"I believe I am going to offer something to this community that is going to increase the value of their property," said Jackson, who added that he had resided in Pine Bluff for 30 years and owns three businesses.
"I have chosen Pine Bluff to be my home and I want to see Pine Bluff do better."
Jackson said that one of the units will be set aside for someone in law enforcement in a bid to decrease crime in the area.
Lloyd Franklin, who spoke in favor of the development, said the Planning Commission and the city of Pine Bluff were not on one accord due to the Planning Commission denying housing because of a concern raised during the early stages of the City's Comprehensive Plan.
The plan states that from 2000 to 2010, the city's housing had flipped from a majority owner-occupied housing to a majority renter-occupied housing.
"The thing is the average household medium here in Pine bluff can afford a new house," he said. "We have a housing shortage and we have a new casino that we can't even house the workers there."
Franklin added that the city tears down three houses a week, 12 houses a month, 144 a year, and yet only averages building 12 houses a year.
He also said that to stick to single-family homes would exclude a population of people who are looking for more simplified living.
"We want to build condominiums because we have a lot of retirees that are retiring who just don't want a home," he said. "They want a two-bedroom condo to stay in. They want what they can afford."
Jackson presented drawings to the council showing those he wanted to target for these homes and condos.
Rent would also start at $1,200 a month.
"He is targeting an older crowd and bringing in an older crowd into this community," said Franklin.
Bringing in an older crowd was less of a concern for the residence of the neighborhood as some asked if the homes would be available for Section 8, a federal program that assists low income, elderly and disabled people with housing. Franklin said by federal law they couldn't discriminate against anyone that was on housing.

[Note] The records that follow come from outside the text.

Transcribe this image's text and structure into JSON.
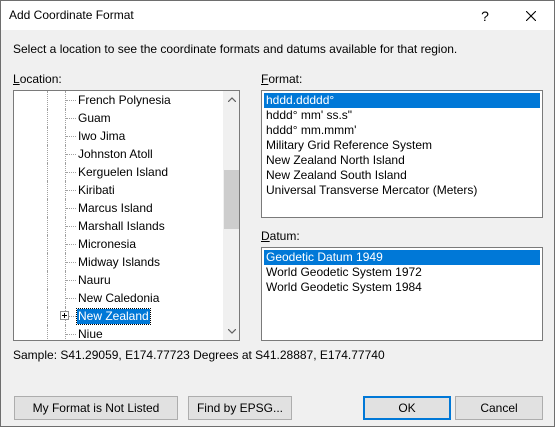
{
  "window": {
    "title": "Add Coordinate Format",
    "help_label": "?"
  },
  "instruction": "Select a location to see the coordinate formats and datums available for that region.",
  "location": {
    "label_accel": "L",
    "label_rest": "ocation:",
    "items": [
      {
        "label": "French Polynesia",
        "selected": false
      },
      {
        "label": "Guam",
        "selected": false
      },
      {
        "label": "Iwo Jima",
        "selected": false
      },
      {
        "label": "Johnston Atoll",
        "selected": false
      },
      {
        "label": "Kerguelen Island",
        "selected": false
      },
      {
        "label": "Kiribati",
        "selected": false
      },
      {
        "label": "Marcus Island",
        "selected": false
      },
      {
        "label": "Marshall Islands",
        "selected": false
      },
      {
        "label": "Micronesia",
        "selected": false
      },
      {
        "label": "Midway Islands",
        "selected": false
      },
      {
        "label": "Nauru",
        "selected": false
      },
      {
        "label": "New Caledonia",
        "selected": false
      },
      {
        "label": "New Zealand",
        "selected": true,
        "expandable": true
      },
      {
        "label": "Niue",
        "selected": false
      }
    ]
  },
  "format": {
    "label_accel": "F",
    "label_rest": "ormat:",
    "items": [
      {
        "label": "hddd.ddddd°",
        "selected": true
      },
      {
        "label": "hddd° mm' ss.s\"",
        "selected": false
      },
      {
        "label": "hddd° mm.mmm'",
        "selected": false
      },
      {
        "label": "Military Grid Reference System",
        "selected": false
      },
      {
        "label": "New Zealand North Island",
        "selected": false
      },
      {
        "label": "New Zealand South Island",
        "selected": false
      },
      {
        "label": "Universal Transverse Mercator (Meters)",
        "selected": false
      }
    ]
  },
  "datum": {
    "label_accel": "D",
    "label_rest": "atum:",
    "items": [
      {
        "label": "Geodetic Datum 1949",
        "selected": true
      },
      {
        "label": "World Geodetic System 1972",
        "selected": false
      },
      {
        "label": "World Geodetic System 1984",
        "selected": false
      }
    ]
  },
  "sample": "Sample: S41.29059, E174.77723 Degrees at S41.28887, E174.77740",
  "buttons": {
    "not_listed": "My Format is Not Listed",
    "find_epsg": "Find by EPSG...",
    "ok": "OK",
    "cancel": "Cancel"
  },
  "colors": {
    "selection": "#0078d7",
    "dialog_bg": "#f0f0f0"
  }
}
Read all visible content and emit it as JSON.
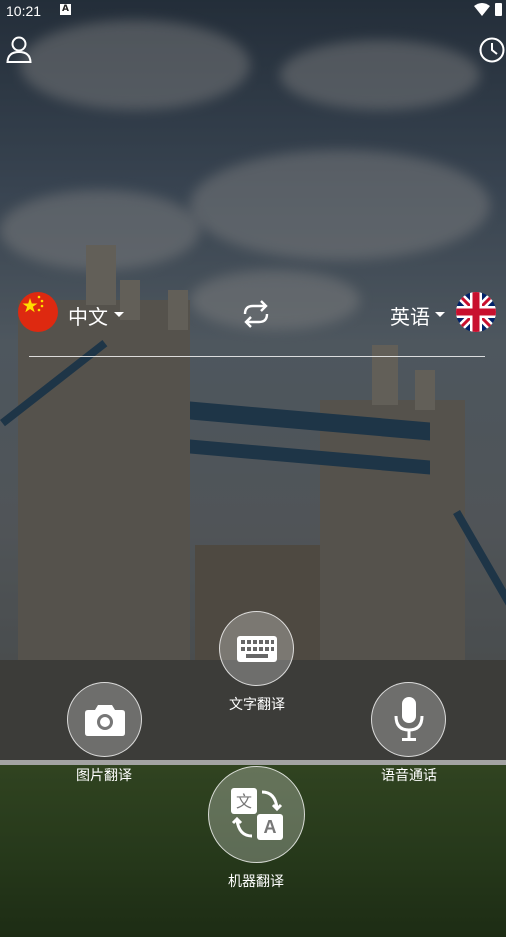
{
  "status_bar": {
    "time": "10:21",
    "notification_badge": "A"
  },
  "header": {
    "profile_icon": "person-icon",
    "history_icon": "clock-history-icon"
  },
  "languages": {
    "source": {
      "label": "中文",
      "flag": "china-flag"
    },
    "target": {
      "label": "英语",
      "flag": "uk-flag"
    },
    "swap_icon": "swap-icon"
  },
  "actions": {
    "text_translation": {
      "label": "文字翻译",
      "icon": "keyboard-icon"
    },
    "image_translation": {
      "label": "图片翻译",
      "icon": "camera-icon"
    },
    "voice_call": {
      "label": "语音通话",
      "icon": "microphone-icon"
    },
    "machine_translation": {
      "label": "机器翻译",
      "icon": "translate-icon"
    }
  },
  "colors": {
    "china_red": "#de2910",
    "china_yellow": "#ffde00",
    "uk_blue": "#012169",
    "uk_red": "#c8102e"
  }
}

"I represent people on Section 8," said Alderman Ivan Whitfield.
"They to have a right to live in a place where everything smells new, the carpet is new and a garage. They can't buy a house, but if housing will allow them to live on this earth and pay it for them, let them have it. They deserve it as well. They may not be as fortunate as we are. "

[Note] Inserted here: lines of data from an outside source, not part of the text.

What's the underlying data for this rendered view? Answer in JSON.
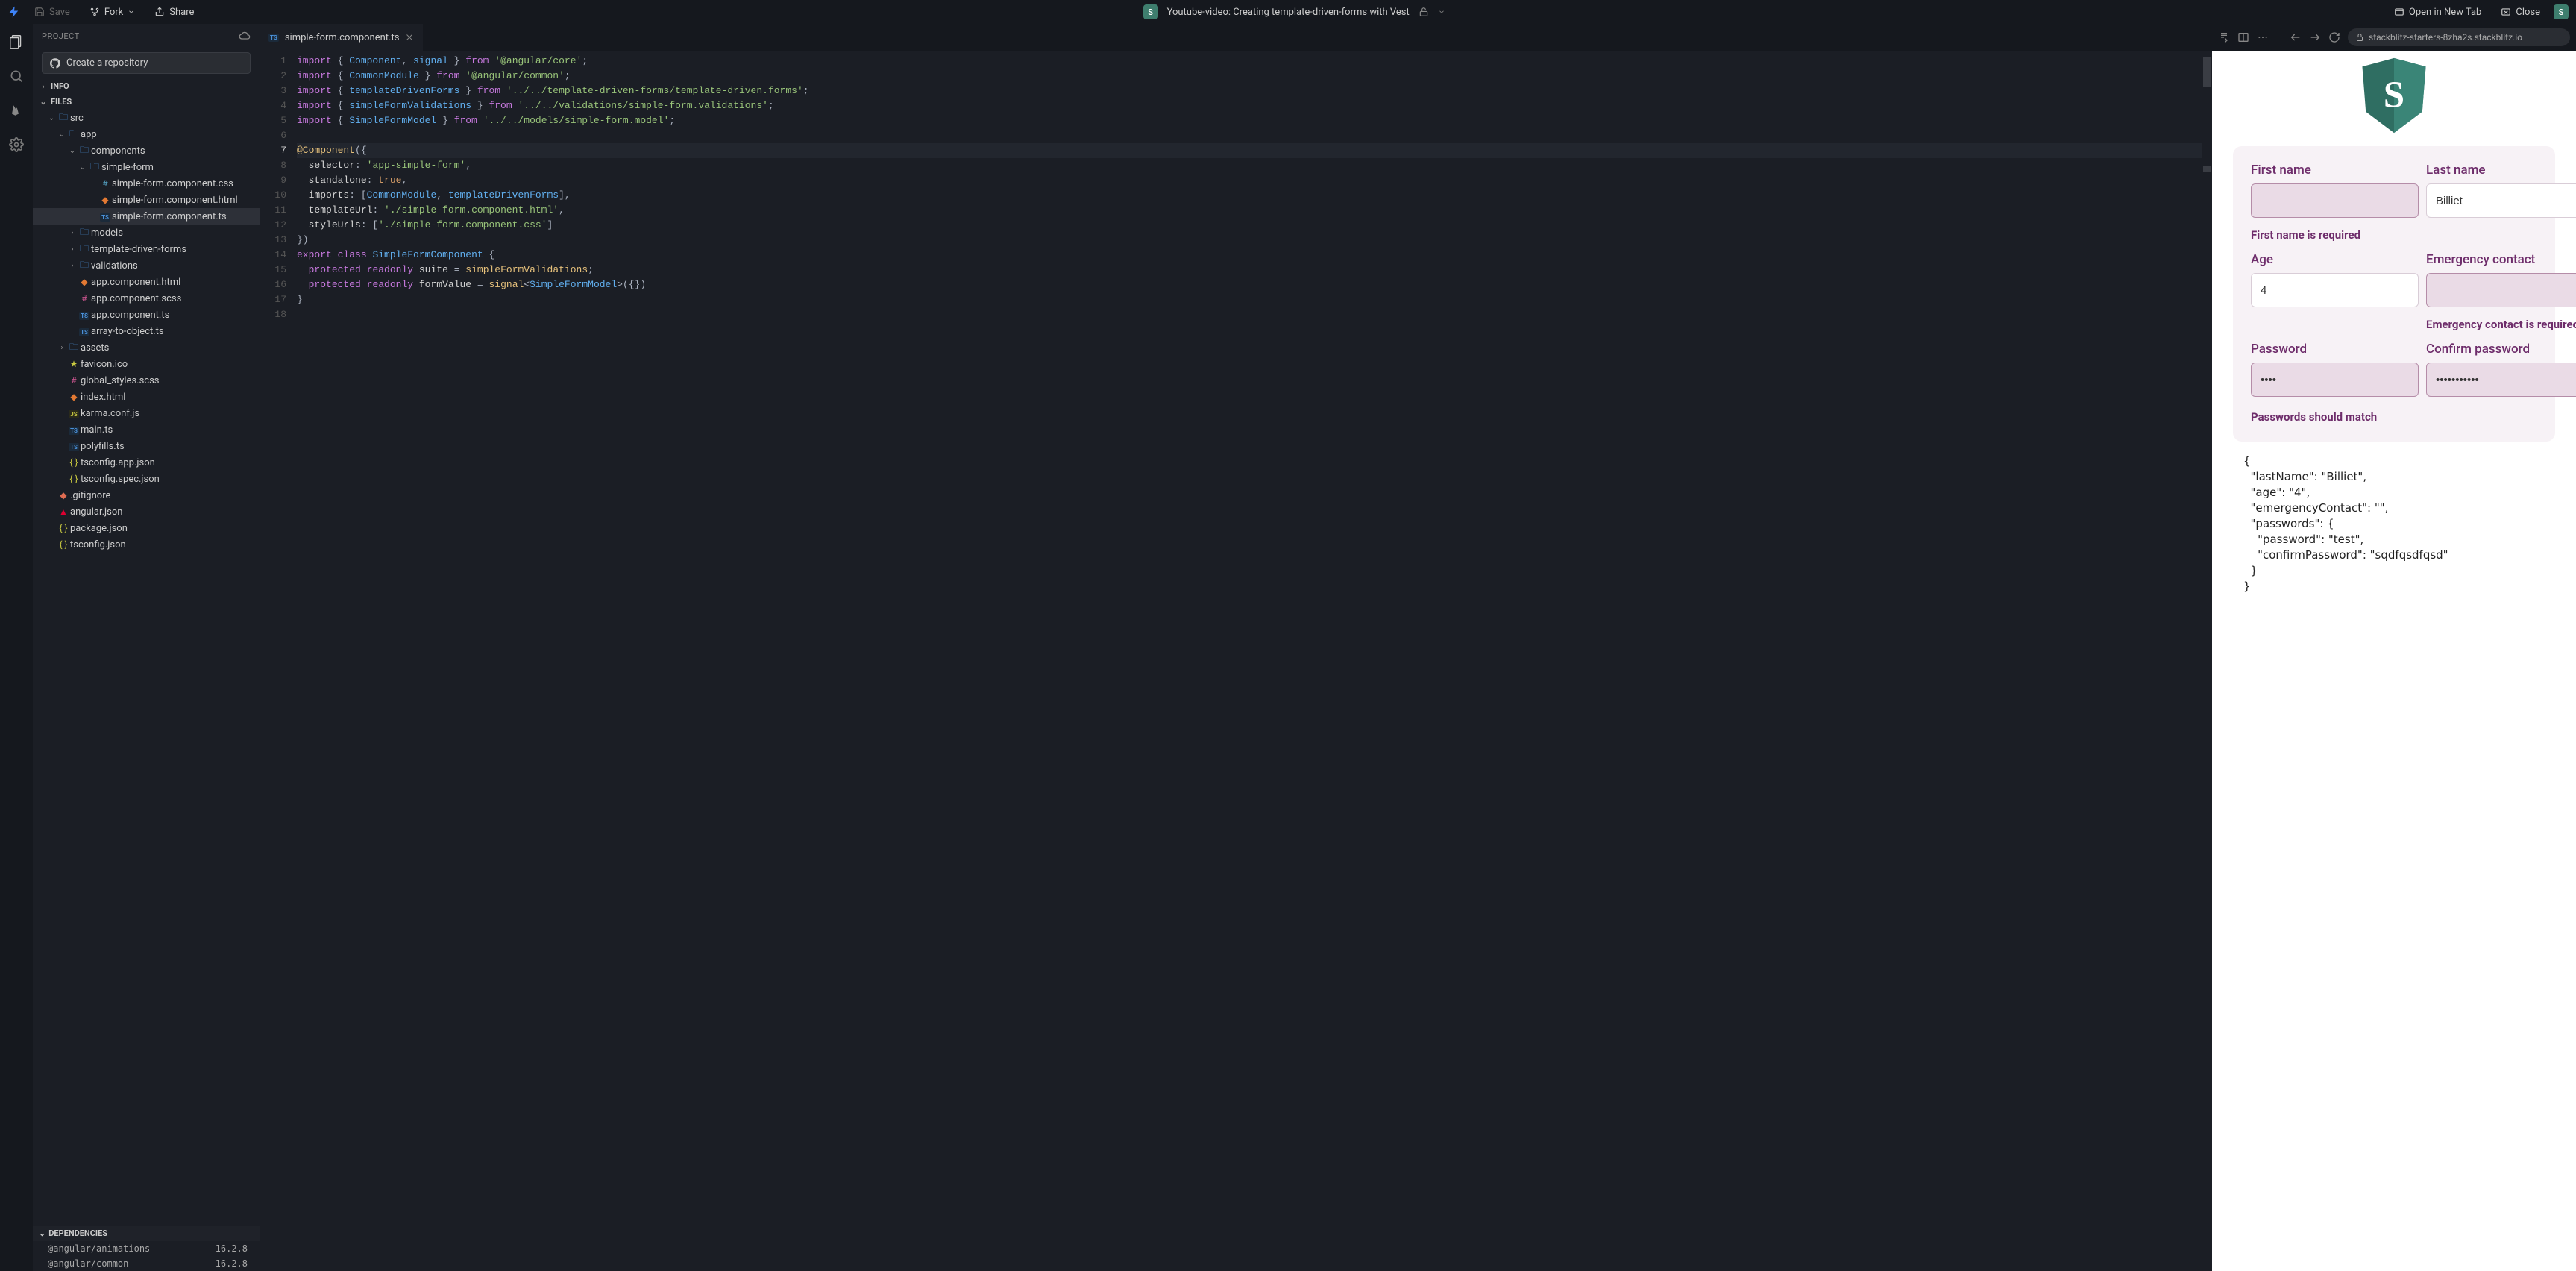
{
  "topbar": {
    "save": "Save",
    "fork": "Fork",
    "share": "Share",
    "open_new_tab": "Open in New Tab",
    "close": "Close",
    "avatar_letter": "S",
    "project_title": "Youtube-video: Creating template-driven-forms with Vest"
  },
  "sidebar": {
    "title": "PROJECT",
    "repo_btn": "Create a repository",
    "info": "INFO",
    "files": "FILES",
    "deps": "DEPENDENCIES",
    "tree": [
      {
        "d": 1,
        "t": "folder",
        "open": true,
        "label": "src"
      },
      {
        "d": 2,
        "t": "folder",
        "open": true,
        "label": "app"
      },
      {
        "d": 3,
        "t": "folder",
        "open": true,
        "label": "components"
      },
      {
        "d": 4,
        "t": "folder",
        "open": true,
        "label": "simple-form"
      },
      {
        "d": 5,
        "t": "css",
        "label": "simple-form.component.css"
      },
      {
        "d": 5,
        "t": "html",
        "label": "simple-form.component.html"
      },
      {
        "d": 5,
        "t": "ts",
        "label": "simple-form.component.ts",
        "selected": true
      },
      {
        "d": 3,
        "t": "folder",
        "open": false,
        "label": "models"
      },
      {
        "d": 3,
        "t": "folder",
        "open": false,
        "label": "template-driven-forms"
      },
      {
        "d": 3,
        "t": "folder",
        "open": false,
        "label": "validations"
      },
      {
        "d": 3,
        "t": "html",
        "label": "app.component.html"
      },
      {
        "d": 3,
        "t": "scss",
        "label": "app.component.scss"
      },
      {
        "d": 3,
        "t": "ts",
        "label": "app.component.ts"
      },
      {
        "d": 3,
        "t": "ts",
        "label": "array-to-object.ts"
      },
      {
        "d": 2,
        "t": "folder",
        "open": false,
        "label": "assets"
      },
      {
        "d": 2,
        "t": "fav",
        "label": "favicon.ico"
      },
      {
        "d": 2,
        "t": "scss",
        "label": "global_styles.scss"
      },
      {
        "d": 2,
        "t": "html",
        "label": "index.html"
      },
      {
        "d": 2,
        "t": "js",
        "label": "karma.conf.js"
      },
      {
        "d": 2,
        "t": "ts",
        "label": "main.ts"
      },
      {
        "d": 2,
        "t": "ts",
        "label": "polyfills.ts"
      },
      {
        "d": 2,
        "t": "json",
        "label": "tsconfig.app.json"
      },
      {
        "d": 2,
        "t": "json",
        "label": "tsconfig.spec.json"
      },
      {
        "d": 1,
        "t": "git",
        "label": ".gitignore"
      },
      {
        "d": 1,
        "t": "ang",
        "label": "angular.json"
      },
      {
        "d": 1,
        "t": "json",
        "label": "package.json"
      },
      {
        "d": 1,
        "t": "json",
        "label": "tsconfig.json"
      }
    ],
    "deps_list": [
      {
        "name": "@angular/animations",
        "ver": "16.2.8"
      },
      {
        "name": "@angular/common",
        "ver": "16.2.8"
      }
    ]
  },
  "editor": {
    "tab": {
      "label": "simple-form.component.ts",
      "icon": "ts"
    },
    "active_line": 7,
    "code": [
      [
        [
          "kw",
          "import"
        ],
        [
          "punc",
          " { "
        ],
        [
          "type",
          "Component"
        ],
        [
          "punc",
          ", "
        ],
        [
          "type",
          "signal"
        ],
        [
          "punc",
          " } "
        ],
        [
          "kw",
          "from"
        ],
        [
          "punc",
          " "
        ],
        [
          "str",
          "'@angular/core'"
        ],
        [
          "punc",
          ";"
        ]
      ],
      [
        [
          "kw",
          "import"
        ],
        [
          "punc",
          " { "
        ],
        [
          "type",
          "CommonModule"
        ],
        [
          "punc",
          " } "
        ],
        [
          "kw",
          "from"
        ],
        [
          "punc",
          " "
        ],
        [
          "str",
          "'@angular/common'"
        ],
        [
          "punc",
          ";"
        ]
      ],
      [
        [
          "kw",
          "import"
        ],
        [
          "punc",
          " { "
        ],
        [
          "type",
          "templateDrivenForms"
        ],
        [
          "punc",
          " } "
        ],
        [
          "kw",
          "from"
        ],
        [
          "punc",
          " "
        ],
        [
          "str",
          "'../../template-driven-forms/template-driven.forms'"
        ],
        [
          "punc",
          ";"
        ]
      ],
      [
        [
          "kw",
          "import"
        ],
        [
          "punc",
          " { "
        ],
        [
          "type",
          "simpleFormValidations"
        ],
        [
          "punc",
          " } "
        ],
        [
          "kw",
          "from"
        ],
        [
          "punc",
          " "
        ],
        [
          "str",
          "'../../validations/simple-form.validations'"
        ],
        [
          "punc",
          ";"
        ]
      ],
      [
        [
          "kw",
          "import"
        ],
        [
          "punc",
          " { "
        ],
        [
          "type",
          "SimpleFormModel"
        ],
        [
          "punc",
          " } "
        ],
        [
          "kw",
          "from"
        ],
        [
          "punc",
          " "
        ],
        [
          "str",
          "'../../models/simple-form.model'"
        ],
        [
          "punc",
          ";"
        ]
      ],
      [],
      [
        [
          "fn",
          "@Component"
        ],
        [
          "punc",
          "("
        ],
        [
          "punc",
          "{"
        ]
      ],
      [
        [
          "punc",
          "  "
        ],
        [
          "prop",
          "selector"
        ],
        [
          "punc",
          ": "
        ],
        [
          "str",
          "'app-simple-form'"
        ],
        [
          "punc",
          ","
        ]
      ],
      [
        [
          "punc",
          "  "
        ],
        [
          "prop",
          "standalone"
        ],
        [
          "punc",
          ": "
        ],
        [
          "bool",
          "true"
        ],
        [
          "punc",
          ","
        ]
      ],
      [
        [
          "punc",
          "  "
        ],
        [
          "prop",
          "imports"
        ],
        [
          "punc",
          ": ["
        ],
        [
          "type",
          "CommonModule"
        ],
        [
          "punc",
          ", "
        ],
        [
          "type",
          "templateDrivenForms"
        ],
        [
          "punc",
          "],"
        ]
      ],
      [
        [
          "punc",
          "  "
        ],
        [
          "prop",
          "templateUrl"
        ],
        [
          "punc",
          ": "
        ],
        [
          "str",
          "'./simple-form.component.html'"
        ],
        [
          "punc",
          ","
        ]
      ],
      [
        [
          "punc",
          "  "
        ],
        [
          "prop",
          "styleUrls"
        ],
        [
          "punc",
          ": ["
        ],
        [
          "str",
          "'./simple-form.component.css'"
        ],
        [
          "punc",
          "]"
        ]
      ],
      [
        [
          "punc",
          "})"
        ]
      ],
      [
        [
          "kw",
          "export"
        ],
        [
          "punc",
          " "
        ],
        [
          "kw",
          "class"
        ],
        [
          "punc",
          " "
        ],
        [
          "type",
          "SimpleFormComponent"
        ],
        [
          "punc",
          " {"
        ]
      ],
      [
        [
          "punc",
          "  "
        ],
        [
          "kw",
          "protected"
        ],
        [
          "punc",
          " "
        ],
        [
          "kw",
          "readonly"
        ],
        [
          "punc",
          " "
        ],
        [
          "prop",
          "suite"
        ],
        [
          "punc",
          " = "
        ],
        [
          "fn",
          "simpleFormValidations"
        ],
        [
          "punc",
          ";"
        ]
      ],
      [
        [
          "punc",
          "  "
        ],
        [
          "kw",
          "protected"
        ],
        [
          "punc",
          " "
        ],
        [
          "kw",
          "readonly"
        ],
        [
          "punc",
          " "
        ],
        [
          "prop",
          "formValue"
        ],
        [
          "punc",
          " = "
        ],
        [
          "fn",
          "signal"
        ],
        [
          "punc",
          "<"
        ],
        [
          "type",
          "SimpleFormModel"
        ],
        [
          "punc",
          ">({})"
        ]
      ],
      [
        [
          "punc",
          "}"
        ]
      ],
      []
    ]
  },
  "preview": {
    "url": "stackblitz-starters-8zha2s.stackblitz.io",
    "shield_letter": "S",
    "fields": {
      "first_name": {
        "label": "First name",
        "value": "",
        "invalid": true
      },
      "last_name": {
        "label": "Last name",
        "value": "Billiet",
        "invalid": false
      },
      "age": {
        "label": "Age",
        "value": "4",
        "invalid": false
      },
      "emergency": {
        "label": "Emergency contact",
        "value": "",
        "invalid": true
      },
      "password": {
        "label": "Password",
        "value": "••••",
        "invalid": true
      },
      "confirm": {
        "label": "Confirm password",
        "value": "•••••••••••",
        "invalid": true
      }
    },
    "errors": {
      "first_name": "First name is required",
      "emergency": "Emergency contact is required",
      "passwords": "Passwords should match"
    },
    "json_lines": [
      "{",
      "  \"lastName\": \"Billiet\",",
      "  \"age\": \"4\",",
      "  \"emergencyContact\": \"\",",
      "  \"passwords\": {",
      "    \"password\": \"test\",",
      "    \"confirmPassword\": \"sqdfqsdfqsd\"",
      "  }",
      "}"
    ]
  }
}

Whitfield made a motion to overturn the Planning Commission's decision, which was unanimously approved by the city council.
"We can't quit not developing because we are not ever going to grow," said Franklin. "We tear down 144 houses a year."
Several resolutions were also approved by the council. They include:
The appointment of Johnny Smith Jr. and Brian Renolds Cal Sr. to the Crime Advisory Board, along with Robert Willis, Robert Treadwell, Mark Stephens,and former Alderman Win Trafford.
The appointment of Speedy Loran Wilkins to serve on a drag race strip committee.
Authorizing the mayor to execute an agreement with Southwest EAP to conduct an Employee Engagement Survey was app. The anonymous survey will be offered to all city employees to voice their concerns of morale and fairness in their respective workplaces.
Approving a lease agreement with PeopleShores to lease the former Bank of America building.
Originally the lease stated the rent would be $1,000 a year but was modified to read $1,000 a month. They company will also pay utilities. The 10-year lease will begin on March 1.
This is not just training," said Murali Vullaganti, founder and executive chairman of PeopleShores. "It's actually getting jobs to the people in the technology center."
Vullaganti said he expects to hire 200 people in the next 24 months.